Sign up ×
Stack Overflow is a question and answer site for professional and enthusiast programmers. It's 100% free.

I have an asynchronous control-flow like the following:

ActorA ! DoA(dataA, callback1, callbackOnErrorA)

def callback1() = {
  ActorB ! DoB(dataB, callback2, callbackOnErrorB)

def callback2() = {
  ActorC ! DoC(dataC, callback3, callbackOnErrorC)


How would I divide this flow into several parts (continuations) and sequentially dispatch these to different actors (or threads/tasks) while maintaining the overall state?

Any hint appreciated, Thanks

share|improve this question

3 Answers 3

up vote 7 down vote accepted

This is very simplified, but shows how to split up a single control flow among three actors, passing the state along to each:

package blevins.example

import scala.continuations._
import scala.continuations.ControlContext._
import scala.actors.Actor._
import scala.actors._

object App extends Application {

  val actorA, actorB, actorC = actor {
    receive {
      case f: Function1[Unit,Unit] => { f() }

  def handle(a: Actor) = shift { k: (Unit=>Unit) =>
    a ! k

  // Control flow to split up
  reset {
      // this is not handled by any actor
      var x = 1
      println("a: " + x)

      handle(actorA)  // actorA handles the below
      x += 4
      println("b: " + x)

      handle(actorB) // then, actorB handles the rest
      var y = 2
      x += 2
      println("c: " + x)

      handle(actorC) // and so on...
      y += 1
      println("d: " + x + ":" + y)

share|improve this answer
Great, thank you! –  hotzen Mar 16 '10 at 8:46

I like to use scalaz.concurrent.Promise. This example isn't exactly like the one in your question, but it gives you the idea.

object Async extends Application {
  import scalaz._
  import Scalaz._
  import concurrent._
  import concurrent.strategy._
  import java.util.concurrent.{ExecutorService, Executors}

  case class ResultA(resultb: ResultB, resulta: ResultC)
  case class ResultB()
  case class ResultC()


  def run {
    implicit val executor: ExecutorService = Executors.newFixedThreadPool(8)
    import Executor.strategy

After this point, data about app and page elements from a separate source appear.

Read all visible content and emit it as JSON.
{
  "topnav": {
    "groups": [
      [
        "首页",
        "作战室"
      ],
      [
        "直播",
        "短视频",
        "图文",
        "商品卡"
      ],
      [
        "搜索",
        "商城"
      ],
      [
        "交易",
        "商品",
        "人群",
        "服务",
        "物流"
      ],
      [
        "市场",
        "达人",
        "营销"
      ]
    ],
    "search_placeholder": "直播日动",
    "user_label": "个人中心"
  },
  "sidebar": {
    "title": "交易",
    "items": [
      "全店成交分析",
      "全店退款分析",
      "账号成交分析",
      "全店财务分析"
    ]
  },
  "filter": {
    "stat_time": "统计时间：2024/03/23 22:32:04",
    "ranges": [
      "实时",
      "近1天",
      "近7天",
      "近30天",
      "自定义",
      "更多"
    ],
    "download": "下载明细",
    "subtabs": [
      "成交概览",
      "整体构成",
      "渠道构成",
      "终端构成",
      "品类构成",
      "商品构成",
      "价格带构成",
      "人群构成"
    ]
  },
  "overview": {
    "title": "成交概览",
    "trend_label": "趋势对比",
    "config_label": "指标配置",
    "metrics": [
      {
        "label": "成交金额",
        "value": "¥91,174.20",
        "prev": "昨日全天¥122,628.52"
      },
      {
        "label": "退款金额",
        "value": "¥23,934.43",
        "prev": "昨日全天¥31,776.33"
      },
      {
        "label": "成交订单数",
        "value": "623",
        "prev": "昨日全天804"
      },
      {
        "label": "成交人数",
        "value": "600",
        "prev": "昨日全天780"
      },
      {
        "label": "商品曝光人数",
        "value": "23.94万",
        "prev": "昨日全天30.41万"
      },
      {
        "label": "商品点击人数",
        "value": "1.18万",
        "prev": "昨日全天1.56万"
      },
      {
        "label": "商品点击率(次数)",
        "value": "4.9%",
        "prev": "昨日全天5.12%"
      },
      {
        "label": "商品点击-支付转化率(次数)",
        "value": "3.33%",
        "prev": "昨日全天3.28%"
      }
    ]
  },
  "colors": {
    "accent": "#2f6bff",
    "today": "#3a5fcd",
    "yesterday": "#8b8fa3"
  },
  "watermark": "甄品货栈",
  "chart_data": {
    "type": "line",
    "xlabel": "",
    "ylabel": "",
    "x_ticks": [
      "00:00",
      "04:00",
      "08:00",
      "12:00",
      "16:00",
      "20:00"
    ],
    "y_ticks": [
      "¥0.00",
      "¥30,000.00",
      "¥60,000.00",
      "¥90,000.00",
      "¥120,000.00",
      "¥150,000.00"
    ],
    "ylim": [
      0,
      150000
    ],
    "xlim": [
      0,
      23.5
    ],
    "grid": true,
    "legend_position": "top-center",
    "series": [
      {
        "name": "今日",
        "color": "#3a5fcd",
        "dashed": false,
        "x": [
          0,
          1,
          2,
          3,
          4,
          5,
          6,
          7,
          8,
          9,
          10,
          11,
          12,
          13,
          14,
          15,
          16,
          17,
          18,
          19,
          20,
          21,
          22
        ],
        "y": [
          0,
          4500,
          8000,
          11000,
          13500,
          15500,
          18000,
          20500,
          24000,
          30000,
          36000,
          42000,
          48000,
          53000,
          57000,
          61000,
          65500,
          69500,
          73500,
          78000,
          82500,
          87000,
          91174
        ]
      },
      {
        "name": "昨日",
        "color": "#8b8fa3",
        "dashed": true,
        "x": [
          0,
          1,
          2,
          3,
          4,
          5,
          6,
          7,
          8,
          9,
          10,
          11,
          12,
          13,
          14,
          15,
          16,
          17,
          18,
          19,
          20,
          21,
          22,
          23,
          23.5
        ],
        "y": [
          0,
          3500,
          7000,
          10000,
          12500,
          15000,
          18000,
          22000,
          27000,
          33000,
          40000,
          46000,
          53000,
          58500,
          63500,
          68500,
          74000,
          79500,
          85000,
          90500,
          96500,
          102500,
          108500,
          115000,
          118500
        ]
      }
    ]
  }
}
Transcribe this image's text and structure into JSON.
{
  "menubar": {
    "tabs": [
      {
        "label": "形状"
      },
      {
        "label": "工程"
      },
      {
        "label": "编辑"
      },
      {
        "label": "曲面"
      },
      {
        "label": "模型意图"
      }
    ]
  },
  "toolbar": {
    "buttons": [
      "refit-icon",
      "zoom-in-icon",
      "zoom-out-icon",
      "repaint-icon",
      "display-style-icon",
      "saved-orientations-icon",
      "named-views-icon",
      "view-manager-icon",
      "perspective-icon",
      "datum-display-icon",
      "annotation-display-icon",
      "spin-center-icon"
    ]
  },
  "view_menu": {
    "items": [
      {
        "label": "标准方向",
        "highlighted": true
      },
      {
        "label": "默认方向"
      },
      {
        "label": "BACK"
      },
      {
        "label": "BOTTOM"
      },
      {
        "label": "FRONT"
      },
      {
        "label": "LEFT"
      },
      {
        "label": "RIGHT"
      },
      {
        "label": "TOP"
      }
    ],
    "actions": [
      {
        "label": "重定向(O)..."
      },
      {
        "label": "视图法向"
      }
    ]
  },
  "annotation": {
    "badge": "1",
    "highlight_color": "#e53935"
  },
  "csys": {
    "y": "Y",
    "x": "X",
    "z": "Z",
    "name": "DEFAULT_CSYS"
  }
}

    val promiseA = doA
    println("waiting for results")
    val a: ResultA = promiseA.get
    println("got " + a)

  def doA(implicit s: Strategy[Unit]): Promise[ResultA] = {
    println("triggered A")
    val b = doB
    val c = doC
    for {bb <- b; cc <- c} yield ResultA(bb, cc)

  def doB(implicit s: Strategy[Unit]): Promise[ResultB] = {
    println("triggered B")
    promise { Thread.sleep(1000); println("returning B"); ResultB() }

  def doC(implicit s: Strategy[Unit]): Promise[ResultC] = {
    println("triggered C")
    promise { Thread.sleep(1000); println("returning C"); ResultC() }


triggered A
triggered B
triggered C
waiting for results
returning B
returning C
got ResultA(ResultB(),ResultC())

You'll find an introduction to Scalaz concurrency in this presentation from Runar.

This approach isn't as flexible as Actors, but composes better and can't deadlock.

share|improve this answer
Nice Scalaz Promise-Example, thank you. However I want to get a deeper understanding of the new Scala2.8-CPS thing and would appreciate a CPS-specific answer. –  hotzen Mar 15 '10 at 15:21
+1 for mentioning the advantages of Futures over Actors, and the use of implicit vals for defining the strategies. –  thSoft Sep 27 '11 at 22:42

See Akka's Futures and how to compose them or scalaz's Promises, they are nearly the same, there are only slight differences.

share|improve this answer

Your Answer


By posting your answer, you agree to the privacy policy and terms of service.

Not the answer you're looking for? Browse other questions tagged or ask your own question.